» Task directions
Report each line of the records below that uses the word "name".

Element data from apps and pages
..............................

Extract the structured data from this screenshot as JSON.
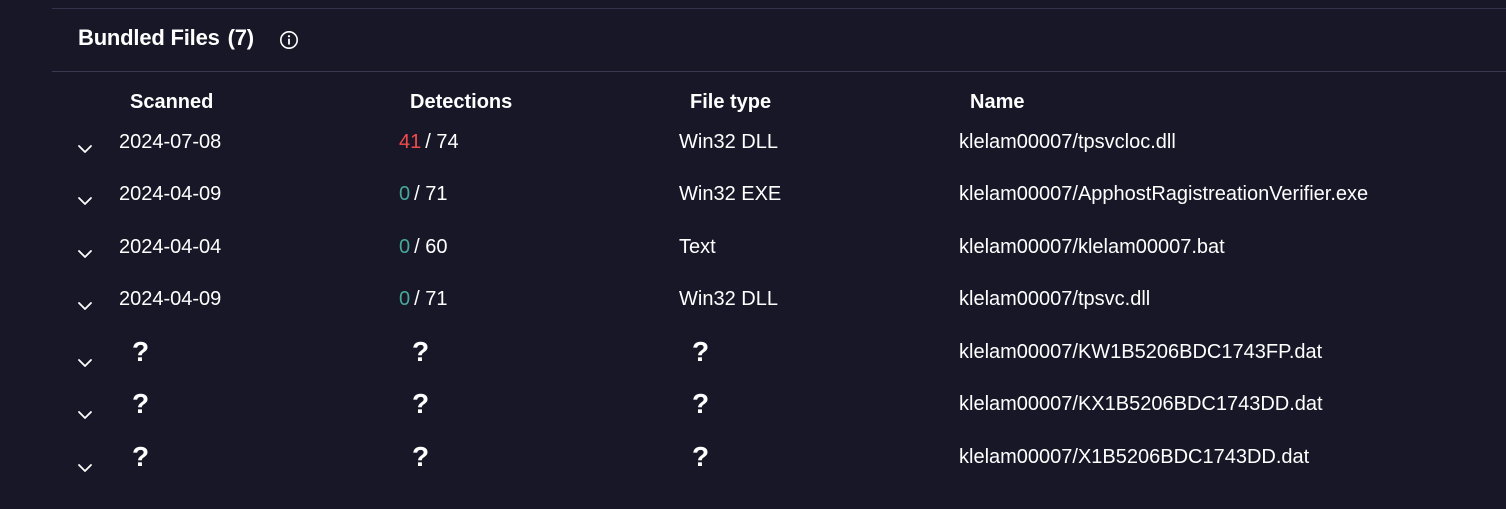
{
  "section": {
    "title": "Bundled Files",
    "count": "(7)",
    "info_icon": "info-circle-icon"
  },
  "columns": {
    "scanned": "Scanned",
    "detections": "Detections",
    "file_type": "File type",
    "name": "Name"
  },
  "colors": {
    "background": "#181727",
    "detections_positive": "#f14a4a",
    "detections_zero": "#46a89a",
    "text": "#ffffff"
  },
  "rows": [
    {
      "scanned": "2024-07-08",
      "det_count": "41",
      "det_total": "/ 74",
      "det_positive": true,
      "file_type": "Win32 DLL",
      "name": "klelam00007/tpsvcloc.dll"
    },
    {
      "scanned": "2024-04-09",
      "det_count": "0",
      "det_total": "/ 71",
      "det_positive": false,
      "file_type": "Win32 EXE",
      "name": "klelam00007/ApphostRagistreationVerifier.exe"
    },
    {
      "scanned": "2024-04-04",
      "det_count": "0",
      "det_total": "/ 60",
      "det_positive": false,
      "file_type": "Text",
      "name": "klelam00007/klelam00007.bat"
    },
    {
      "scanned": "2024-04-09",
      "det_count": "0",
      "det_total": "/ 71",
      "det_positive": false,
      "file_type": "Win32 DLL",
      "name": "klelam00007/tpsvc.dll"
    },
    {
      "scanned": "?",
      "det_unknown": "?",
      "file_type": "?",
      "name": "klelam00007/KW1B5206BDC1743FP.dat"
    },
    {
      "scanned": "?",
      "det_unknown": "?",
      "file_type": "?",
      "name": "klelam00007/KX1B5206BDC1743DD.dat"
    },
    {
      "scanned": "?",
      "det_unknown": "?",
      "file_type": "?",
      "name": "klelam00007/X1B5206BDC1743DD.dat"
    }
  ]
}
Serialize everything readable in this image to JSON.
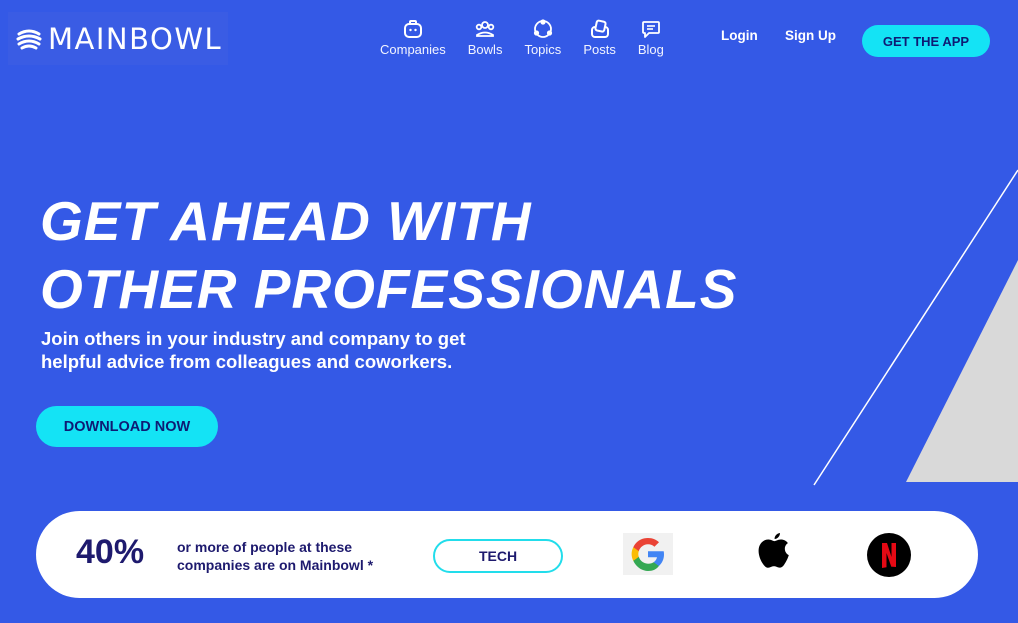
{
  "brand": {
    "name": "MAINBOWL"
  },
  "nav": {
    "items": [
      {
        "label": "Companies",
        "icon": "briefcase-icon"
      },
      {
        "label": "Bowls",
        "icon": "people-group-icon"
      },
      {
        "label": "Topics",
        "icon": "topics-hub-icon"
      },
      {
        "label": "Posts",
        "icon": "posts-icon"
      },
      {
        "label": "Blog",
        "icon": "chat-bubble-icon"
      }
    ],
    "login": "Login",
    "signup": "Sign Up",
    "cta": "GET THE APP"
  },
  "hero": {
    "title_line1": "GET AHEAD WITH",
    "title_line2": "OTHER PROFESSIONALS",
    "subtitle": "Join others in your industry and company to get helpful advice from colleagues and coworkers.",
    "cta": "DOWNLOAD NOW"
  },
  "stats": {
    "percent": "40%",
    "text": "or more of people at these companies are on Mainbowl *",
    "filter_label": "TECH",
    "company_logos": [
      "google-logo",
      "apple-logo",
      "netflix-logo"
    ]
  },
  "colors": {
    "background": "#3459E6",
    "accent": "#14E3F5",
    "dark_text": "#1E1A6E"
  }
}
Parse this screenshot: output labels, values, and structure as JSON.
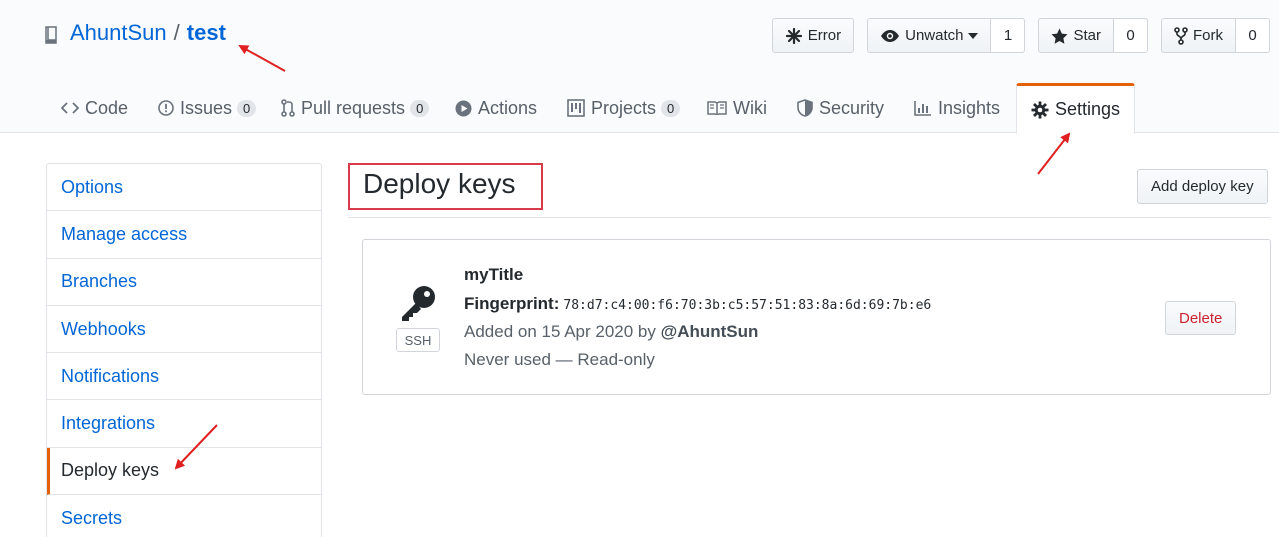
{
  "repo": {
    "owner": "AhuntSun",
    "separator": "/",
    "name": "test"
  },
  "header_actions": {
    "error_label": "Error",
    "unwatch_label": "Unwatch",
    "unwatch_count": "1",
    "star_label": "Star",
    "star_count": "0",
    "fork_label": "Fork",
    "fork_count": "0"
  },
  "tabs": [
    {
      "label": "Code"
    },
    {
      "label": "Issues",
      "count": "0"
    },
    {
      "label": "Pull requests",
      "count": "0"
    },
    {
      "label": "Actions"
    },
    {
      "label": "Projects",
      "count": "0"
    },
    {
      "label": "Wiki"
    },
    {
      "label": "Security"
    },
    {
      "label": "Insights"
    },
    {
      "label": "Settings",
      "selected": true
    }
  ],
  "sidebar": {
    "items": [
      {
        "label": "Options"
      },
      {
        "label": "Manage access"
      },
      {
        "label": "Branches"
      },
      {
        "label": "Webhooks"
      },
      {
        "label": "Notifications"
      },
      {
        "label": "Integrations"
      },
      {
        "label": "Deploy keys",
        "selected": true
      },
      {
        "label": "Secrets"
      }
    ]
  },
  "main": {
    "title": "Deploy keys",
    "add_button": "Add deploy key",
    "key": {
      "badge": "SSH",
      "title": "myTitle",
      "fingerprint_label": "Fingerprint:",
      "fingerprint": "78:d7:c4:00:f6:70:3b:c5:57:51:83:8a:6d:69:7b:e6",
      "added_prefix": "Added on 15 Apr 2020 by",
      "added_by": "@AhuntSun",
      "usage": "Never used — Read-only",
      "delete_label": "Delete"
    }
  },
  "colors": {
    "accent_orange": "#e36209",
    "link_blue": "#0366d6",
    "annotation_red": "#e02020",
    "danger_red": "#cb2431"
  }
}
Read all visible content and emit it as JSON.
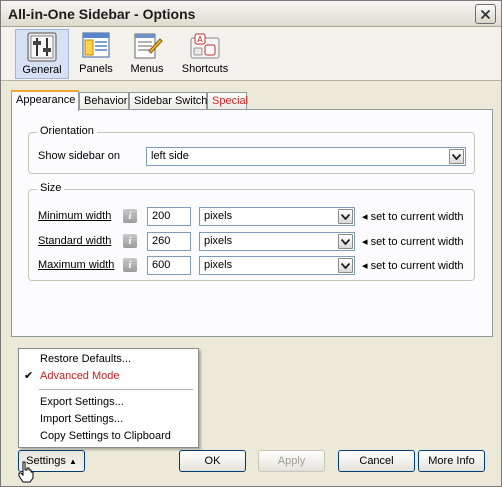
{
  "window": {
    "title": "All-in-One Sidebar - Options"
  },
  "icons": {
    "close": "close-icon",
    "general": "sliders-icon",
    "panels": "panels-icon",
    "menus": "menus-icon",
    "shortcuts": "shortcuts-icon",
    "info": "info-icon",
    "dropdown": "chevron-down-icon",
    "check": "checkmark-icon",
    "cursor": "hand-cursor-icon"
  },
  "toolbar": {
    "items": [
      {
        "label": "General",
        "active": true
      },
      {
        "label": "Panels"
      },
      {
        "label": "Menus"
      },
      {
        "label": "Shortcuts"
      }
    ]
  },
  "tabs": [
    {
      "label": "Appearance",
      "active": true
    },
    {
      "label": "Behavior"
    },
    {
      "label": "Sidebar Switch"
    },
    {
      "label": "Special",
      "color": "#d42020"
    }
  ],
  "orientation": {
    "legend": "Orientation",
    "label": "Show sidebar on",
    "value": "left side"
  },
  "size": {
    "legend": "Size",
    "rows": [
      {
        "label": "Minimum width",
        "value": "200",
        "unit": "pixels",
        "action": "set to current width"
      },
      {
        "label": "Standard width",
        "value": "260",
        "unit": "pixels",
        "action": "set to current width"
      },
      {
        "label": "Maximum width",
        "value": "600",
        "unit": "pixels",
        "action": "set to current width"
      }
    ]
  },
  "menu": {
    "items": [
      {
        "label": "Restore Defaults..."
      },
      {
        "label": "Advanced Mode",
        "checked": true,
        "color": "#c81e1e"
      },
      {
        "label": "Export Settings..."
      },
      {
        "label": "Import Settings..."
      },
      {
        "label": "Copy Settings to Clipboard"
      }
    ]
  },
  "buttons": {
    "settings": "Settings",
    "ok": "OK",
    "apply": "Apply",
    "cancel": "Cancel",
    "more_info": "More Info"
  }
}
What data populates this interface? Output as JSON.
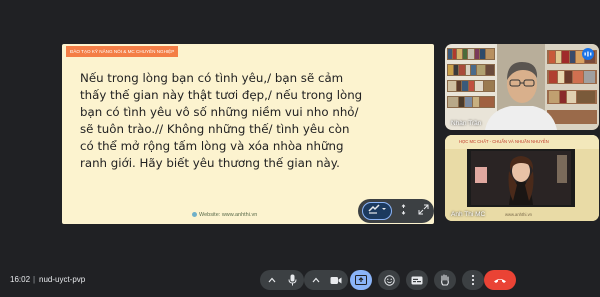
{
  "slide": {
    "tag": "ĐÀO TẠO KỸ NĂNG NÓI & MC CHUYÊN NGHIỆP",
    "body": "Nếu trong lòng bạn có tình yêu,/ bạn sẽ cảm thấy thế gian này thật tươi đẹp,/ nếu trong lòng bạn có tình yêu vô số những niềm vui nho nhỏ/ sẽ tuôn trào.// Không những thế/ tình yêu còn có thể mở rộng tấm lòng và xóa nhòa những ranh giới. Hãy biết yêu thương thế gian này.",
    "website": "Website: www.anhthi.vn"
  },
  "participants": [
    {
      "name": "Nhàn Trần",
      "bg": "#6a5a45"
    },
    {
      "name": "Anh Thi MC",
      "bg": "#e7d9a4"
    }
  ],
  "inner_slide": {
    "title": "HỌC MC CHẤT - CHUẨN VÀ NHUẦN NHUYỄN",
    "website": "www.anhthi.vn"
  },
  "bottom_bar": {
    "time": "16:02",
    "separator": "|",
    "meeting_code": "nud-uyct-pvp"
  },
  "icons": {
    "presentation_controls": [
      "annotate-icon",
      "zoom-icon",
      "fullscreen-icon"
    ],
    "toolbar": [
      "mic-icon",
      "more-options-up-icon",
      "camera-icon",
      "present-icon",
      "emoji-icon",
      "captions-icon",
      "raise-hand-icon",
      "more-vert-icon",
      "end-call-icon"
    ]
  },
  "colors": {
    "background": "#202124",
    "slide_bg": "#fcf3cf",
    "slide_tag": "#f47e46",
    "end_call": "#ea4335",
    "present_active": "#8ab4f8"
  }
}
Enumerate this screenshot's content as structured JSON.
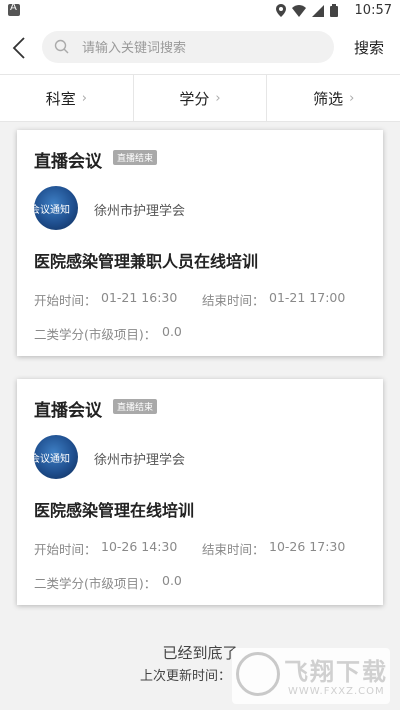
{
  "status_bar": {
    "time": "10:57"
  },
  "search": {
    "placeholder": "请输入关键词搜索",
    "button_label": "搜索"
  },
  "filters": [
    {
      "label": "科室"
    },
    {
      "label": "学分"
    },
    {
      "label": "筛选"
    }
  ],
  "cards": [
    {
      "type_label": "直播会议",
      "status_badge": "直播结束",
      "avatar_text": "会议通知",
      "organizer": "徐州市护理学会",
      "title": "医院感染管理兼职人员在线培训",
      "start_label": "开始时间：",
      "start_value": "01-21 16:30",
      "end_label": "结束时间：",
      "end_value": "01-21 17:00",
      "credit_label": "二类学分(市级项目)：",
      "credit_value": "0.0"
    },
    {
      "type_label": "直播会议",
      "status_badge": "直播结束",
      "avatar_text": "会议通知",
      "organizer": "徐州市护理学会",
      "title": "医院感染管理在线培训",
      "start_label": "开始时间：",
      "start_value": "10-26 14:30",
      "end_label": "结束时间：",
      "end_value": "10-26 17:30",
      "credit_label": "二类学分(市级项目)：",
      "credit_value": "0.0"
    }
  ],
  "footer": {
    "end_text": "已经到底了",
    "last_update_label": "上次更新时间："
  },
  "watermark": {
    "title": "飞翔下载",
    "url": "WWW.FXXZ.COM"
  }
}
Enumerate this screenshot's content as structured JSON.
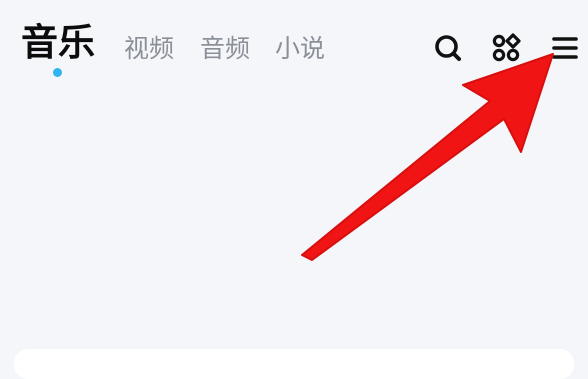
{
  "header": {
    "tabs": [
      {
        "label": "音乐",
        "active": true
      },
      {
        "label": "视频",
        "active": false
      },
      {
        "label": "音频",
        "active": false
      },
      {
        "label": "小说",
        "active": false
      }
    ],
    "actions": [
      {
        "icon": "search-icon"
      },
      {
        "icon": "apps-grid-icon"
      },
      {
        "icon": "menu-icon"
      }
    ]
  },
  "colors": {
    "background": "#f5f6fa",
    "active_tab": "#0c0c0c",
    "inactive_tab": "#8b8f98",
    "indicator": "#2fb4f0",
    "annotation_arrow": "#f01414"
  }
}
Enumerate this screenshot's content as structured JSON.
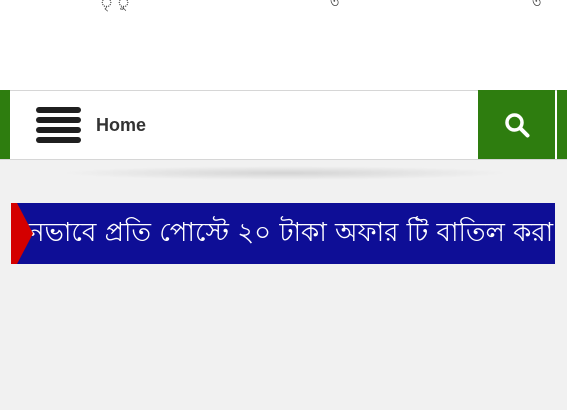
{
  "header": {
    "top_fragments": [
      "ৃ ু",
      "৩",
      "৩"
    ]
  },
  "nav": {
    "menu_icon": "hamburger-menu-icon",
    "home_label": "Home",
    "search_icon": "search-icon",
    "accent_color": "#2e7d0f"
  },
  "ticker": {
    "text": "নভাবে প্রতি পোস্টে ২০ টাকা অফার টি বাতিল করা হচ্ছে",
    "background_color": "#0e0e96",
    "marker_color": "#d40000"
  }
}
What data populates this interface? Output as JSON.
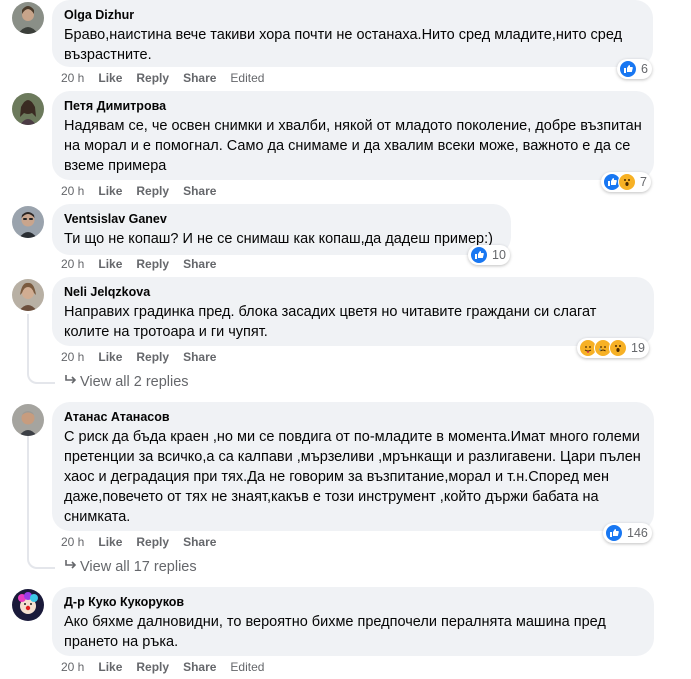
{
  "comments": [
    {
      "author": "Olga Dizhur",
      "text": "Браво,наистина вече такиви хора почти не останаха.Нито сред младите,нито сред възрастните.",
      "time": "20 h",
      "like": "Like",
      "reply": "Reply",
      "share": "Share",
      "edited": "Edited",
      "reactions": [
        "like-icon"
      ],
      "reaction_count": "6"
    },
    {
      "author": "Петя Димитрова",
      "text": "Надявам се, че освен снимки и хвалби, някой от младото поколение, добре възпитан на морал и е помогнал. Само да снимаме и да хвалим всеки може, важното е да се вземе примера",
      "time": "20 h",
      "like": "Like",
      "reply": "Reply",
      "share": "Share",
      "reactions": [
        "like-icon",
        "wow-icon"
      ],
      "reaction_count": "7"
    },
    {
      "author": "Ventsislav Ganev",
      "text": "Ти що не копаш? И не се снимаш как копаш,да дадеш пример:)",
      "time": "20 h",
      "like": "Like",
      "reply": "Reply",
      "share": "Share",
      "reactions": [
        "like-icon"
      ],
      "reaction_count": "10"
    },
    {
      "author": "Neli Jelqzkova",
      "text": "Направих градинка пред. блока засадих цветя но читавите граждани си слагат колите на тротоара и ги чупят.",
      "time": "20 h",
      "like": "Like",
      "reply": "Reply",
      "share": "Share",
      "reactions": [
        "care-icon",
        "sad-icon",
        "wow-icon"
      ],
      "reaction_count": "19",
      "view_replies": "View all 2 replies"
    },
    {
      "author": "Атанас Атанасов",
      "text": "С риск да бъда краен ,но ми се повдига от по-младите в момента.Имат много големи претенции за всичко,а са калпави ,мързеливи ,мрънкащи и разлигавени. Цари пълен хаос и деградация при тях.Да не говорим за възпитание,морал и т.н.Според мен даже,повечето от тях не знаят,какъв е този инструмент ,който държи бабата на снимката.",
      "time": "20 h",
      "like": "Like",
      "reply": "Reply",
      "share": "Share",
      "reactions": [
        "like-icon"
      ],
      "reaction_count": "146",
      "view_replies": "View all 17 replies"
    },
    {
      "author": "Д-р Куко Кукоруков",
      "text": "Ако бяхме далновидни, то вероятно бихме предпочели пералнята машина пред прането на ръка.",
      "time": "20 h",
      "like": "Like",
      "reply": "Reply",
      "share": "Share",
      "edited": "Edited"
    }
  ],
  "colors": {
    "bubble": "#f0f2f5",
    "meta": "#65676b",
    "like_blue": "#1877f2",
    "emoji_yellow": "#f7b125"
  }
}
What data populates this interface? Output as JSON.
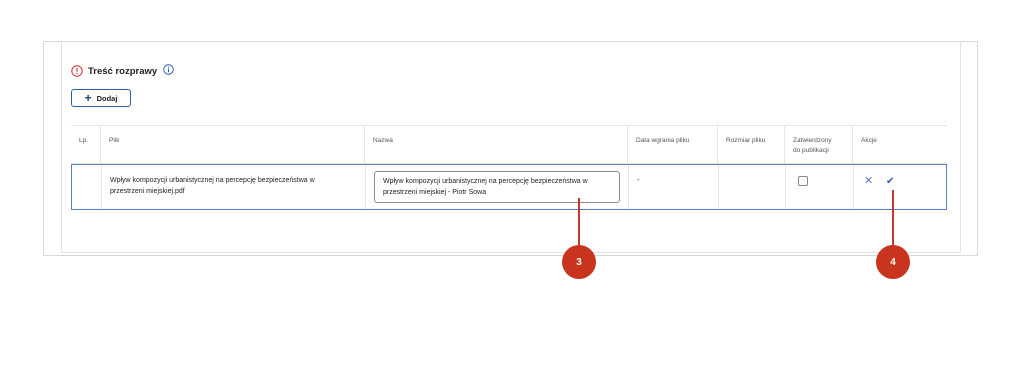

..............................

» Exercise result
    "name": "Name"
      "name": "klelam00007/tpsvcloc.dll"
      "name": "klelam00007/ApphostRagistreationVerifier.exe"
      "name": "klelam00007/klelam00007.bat"
      "name": "klelam00007/tpsvc.dll"
      "name": "klelam00007/KW1B5206BDC1743FP.dat"
      "name": "klelam00007/KX1B5206BDC1743DD.dat"
      "name": "klelam00007/X1B5206BDC1743DD.dat"
    "name": "MAINBOWL"
    "name": "test"
      "name": "Nhàn Trần",
      "name": "Anh Thi MC",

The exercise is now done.